What is the Employee Misclassification?
Employee misclassification is the practice of labeling an employee’s status as independent contractors. This allows employers to avoid paying unemployment and other taxes on workers. In addition, by misclassifying an employee, it’s denied the access to protection and benefits, such as minimun wage, overtime compensation, unemployment insurance, family and medical leave, and more.
Employers in California are expected to pay for workers’ comp insurance, employment taxes, and unemployment insurance, and all of this can be avoided when they classify workers as independent contractors. The state of California determines whether you’re an independent contractor or employee through two main tests: the ABC test and the Borello test.
What is the ABC test?
Under the ABC test, a worker is considered an employee and not an independent contractor, unless the hiring entity satisfies all three of the following conditions:
- The worker is free from the control and direction of the hiring entity in connection with the performance of the work, both under the contract for the performance of the work and in fact;
- The worker performs work that is outside the usual course of the hiring entity’s business; and
- The worker is customarily engaged in an independently established trade, occupation, or business of the same nature as that involved in the work performed.
What is AB5?
In 2019, the legislature passed AB 5 to add Section 2750.3 to the Labor Code, adopting and expanding the common law “ABC Test” to define “employee” not just for purposes of the Wage Orders, but also for purposes of the Labor Code and the Unemployment Insurance Code.
Under the AB 5-enhanced version of the ABC Test, a worker is presumed to be an employee, unless the hiring entity can establish that:
- The person is free from the control and direction of the hiring entity in connection with the performance of the work, both under the contract for the performance of the work and in fact.
- The person performs work that is outside the usual course of the hiring entity’s business.
- The person is customarily engaged in an independently established trade, occupation, or business of the same nature as that involved in the work performed.
A worker cannot be classified as an independent contractor under the ABC Test unless all three factors are met, or unless one of the exemptions established by AB 5 is satisfied.
It’s important to know your rights under the California Labor Code, as well as the California and Family Medical Rights Act and Fair Employment and Housing Act. If you’re an employee, you’re entitled to basic protections such as:
- Meal and rest breaks.
- Accommodations for disabilities.
- Protected maternity and paternity leave.
- Paid sick leave.
- Reimbursement for expenses incurred on the job.
- Freedom from discrimination based on gender, age, race, ethnicity, and more.
- Overtime pay.
- State or local minimum wage.
Don’t Lose Your Rights
Employees are disadvantaged when they are misclassified; and even though it’s possible for employers to misclassify their employees because they’re unfamiliar with the way the law works, many intentionally do it to avoid giving their workers benefits.
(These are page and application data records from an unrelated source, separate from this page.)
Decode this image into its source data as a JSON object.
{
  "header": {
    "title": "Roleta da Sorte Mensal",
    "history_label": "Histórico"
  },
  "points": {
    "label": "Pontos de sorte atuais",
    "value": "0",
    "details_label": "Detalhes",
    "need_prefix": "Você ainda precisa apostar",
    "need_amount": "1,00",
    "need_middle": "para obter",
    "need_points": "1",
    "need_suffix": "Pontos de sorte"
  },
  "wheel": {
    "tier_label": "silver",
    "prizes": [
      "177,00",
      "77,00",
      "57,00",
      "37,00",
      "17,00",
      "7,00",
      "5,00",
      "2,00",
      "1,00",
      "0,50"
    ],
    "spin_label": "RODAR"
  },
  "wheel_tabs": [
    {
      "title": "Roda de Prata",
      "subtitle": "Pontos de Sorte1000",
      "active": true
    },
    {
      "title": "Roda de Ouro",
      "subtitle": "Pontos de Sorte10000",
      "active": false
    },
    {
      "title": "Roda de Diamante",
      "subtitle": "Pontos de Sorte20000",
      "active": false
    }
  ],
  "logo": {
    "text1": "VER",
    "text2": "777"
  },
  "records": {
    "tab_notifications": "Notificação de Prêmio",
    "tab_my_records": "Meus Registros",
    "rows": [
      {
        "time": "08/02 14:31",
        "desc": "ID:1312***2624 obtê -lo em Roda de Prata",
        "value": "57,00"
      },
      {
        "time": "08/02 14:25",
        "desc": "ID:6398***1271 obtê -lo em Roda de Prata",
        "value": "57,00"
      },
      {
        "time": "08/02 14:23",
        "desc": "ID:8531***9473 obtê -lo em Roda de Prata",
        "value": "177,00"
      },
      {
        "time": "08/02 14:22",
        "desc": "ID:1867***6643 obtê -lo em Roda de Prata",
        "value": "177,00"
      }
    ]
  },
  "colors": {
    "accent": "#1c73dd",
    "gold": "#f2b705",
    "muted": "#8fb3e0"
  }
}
Employees are left with little recourse if they are injured on the job, as they have no worker’s compensation coverage- and are not protected by occupational safety and health rules which cover only employees. Those same workers have no access to the protection of the:
- Americans with Disabilities Act;
- Age Discrimination in Employment Act and;
- Family Medical Leave Act among other laws.
It is illegal for an employer to require an employee to pay any portion of the business’ workers’ compensation premiums. If unlawful deductions are discovered, civil penalties are assessed by the program in an amount equal to the amount unlawfully deducted. If other unlawful employment practices are discovered, the program takes appropriate action including referrals to other state agencies.
Employers that comply with the law are disadvantaged if they lose business because their competitors misclassify employees. Non-compliant employers often:
- Have lower labor costs. This uneven playing field has a financial impact estimated to be in the tens of millions of dollars.
- Fail to keep records required by law.
- Avoid documenting a worker’s right to work legally in the U.S.
File your employment misclassification claim today. Count on an experienced lawyer from Workers’ Advocate Law Group who has extensive experience in fighting for their clients’ employment rights. You can contact our firm online to schedule your free consultation in English or Spanish today. Our team will be more than happy to assist you accordingly.